====== Input records ======

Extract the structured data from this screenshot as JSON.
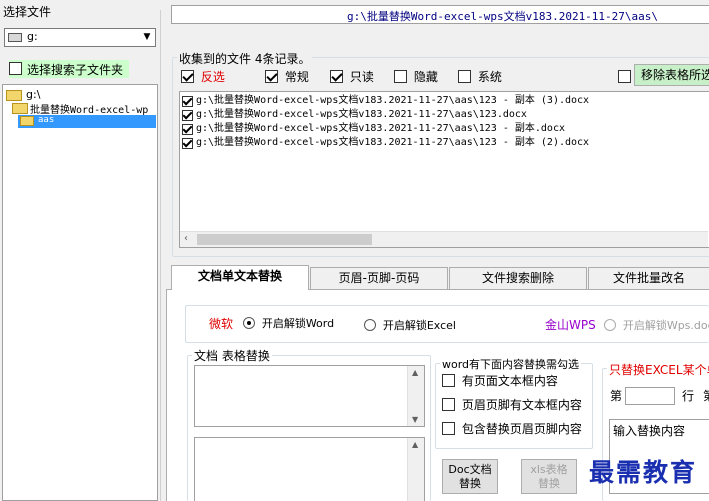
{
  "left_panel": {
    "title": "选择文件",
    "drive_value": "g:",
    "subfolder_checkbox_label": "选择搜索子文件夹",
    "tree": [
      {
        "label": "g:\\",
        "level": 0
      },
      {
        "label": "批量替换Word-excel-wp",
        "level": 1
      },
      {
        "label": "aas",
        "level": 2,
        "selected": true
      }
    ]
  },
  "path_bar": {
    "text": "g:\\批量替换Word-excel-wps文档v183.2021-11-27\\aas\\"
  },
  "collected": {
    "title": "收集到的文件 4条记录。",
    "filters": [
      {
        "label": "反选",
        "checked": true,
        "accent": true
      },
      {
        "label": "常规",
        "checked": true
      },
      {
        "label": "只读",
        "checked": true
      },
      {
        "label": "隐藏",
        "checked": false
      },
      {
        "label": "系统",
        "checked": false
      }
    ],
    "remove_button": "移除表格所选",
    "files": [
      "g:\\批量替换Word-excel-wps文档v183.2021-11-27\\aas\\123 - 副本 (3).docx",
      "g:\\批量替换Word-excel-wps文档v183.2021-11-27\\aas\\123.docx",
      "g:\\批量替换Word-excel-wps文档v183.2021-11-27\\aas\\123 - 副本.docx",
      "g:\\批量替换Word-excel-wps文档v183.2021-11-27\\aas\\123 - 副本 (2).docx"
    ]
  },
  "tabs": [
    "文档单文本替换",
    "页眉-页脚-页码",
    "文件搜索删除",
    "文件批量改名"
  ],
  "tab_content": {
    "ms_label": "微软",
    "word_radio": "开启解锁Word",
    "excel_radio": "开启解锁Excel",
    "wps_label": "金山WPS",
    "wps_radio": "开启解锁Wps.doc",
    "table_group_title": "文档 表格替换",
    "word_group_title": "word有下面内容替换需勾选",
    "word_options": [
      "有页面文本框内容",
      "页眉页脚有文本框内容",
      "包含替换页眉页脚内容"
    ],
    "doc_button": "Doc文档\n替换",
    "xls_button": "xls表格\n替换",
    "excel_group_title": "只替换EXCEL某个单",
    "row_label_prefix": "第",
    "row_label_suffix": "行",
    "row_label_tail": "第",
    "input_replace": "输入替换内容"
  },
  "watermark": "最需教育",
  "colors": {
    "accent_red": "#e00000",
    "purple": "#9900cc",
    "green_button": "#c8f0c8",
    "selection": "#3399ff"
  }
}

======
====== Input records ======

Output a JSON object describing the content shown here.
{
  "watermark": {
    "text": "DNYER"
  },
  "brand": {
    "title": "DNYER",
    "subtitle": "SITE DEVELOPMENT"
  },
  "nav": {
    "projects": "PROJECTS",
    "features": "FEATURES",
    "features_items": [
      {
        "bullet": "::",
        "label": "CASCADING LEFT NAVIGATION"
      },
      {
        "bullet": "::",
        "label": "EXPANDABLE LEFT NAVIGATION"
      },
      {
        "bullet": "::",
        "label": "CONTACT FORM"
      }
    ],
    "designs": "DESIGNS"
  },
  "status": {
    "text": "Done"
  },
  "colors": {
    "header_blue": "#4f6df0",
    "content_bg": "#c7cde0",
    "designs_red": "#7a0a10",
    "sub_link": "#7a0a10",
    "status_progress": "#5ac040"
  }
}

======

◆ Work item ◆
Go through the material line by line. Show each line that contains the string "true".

◆ Finished exercise ◆
        "selected": true
        "checked": true,
        "accent": true
        "checked": true
        "checked": true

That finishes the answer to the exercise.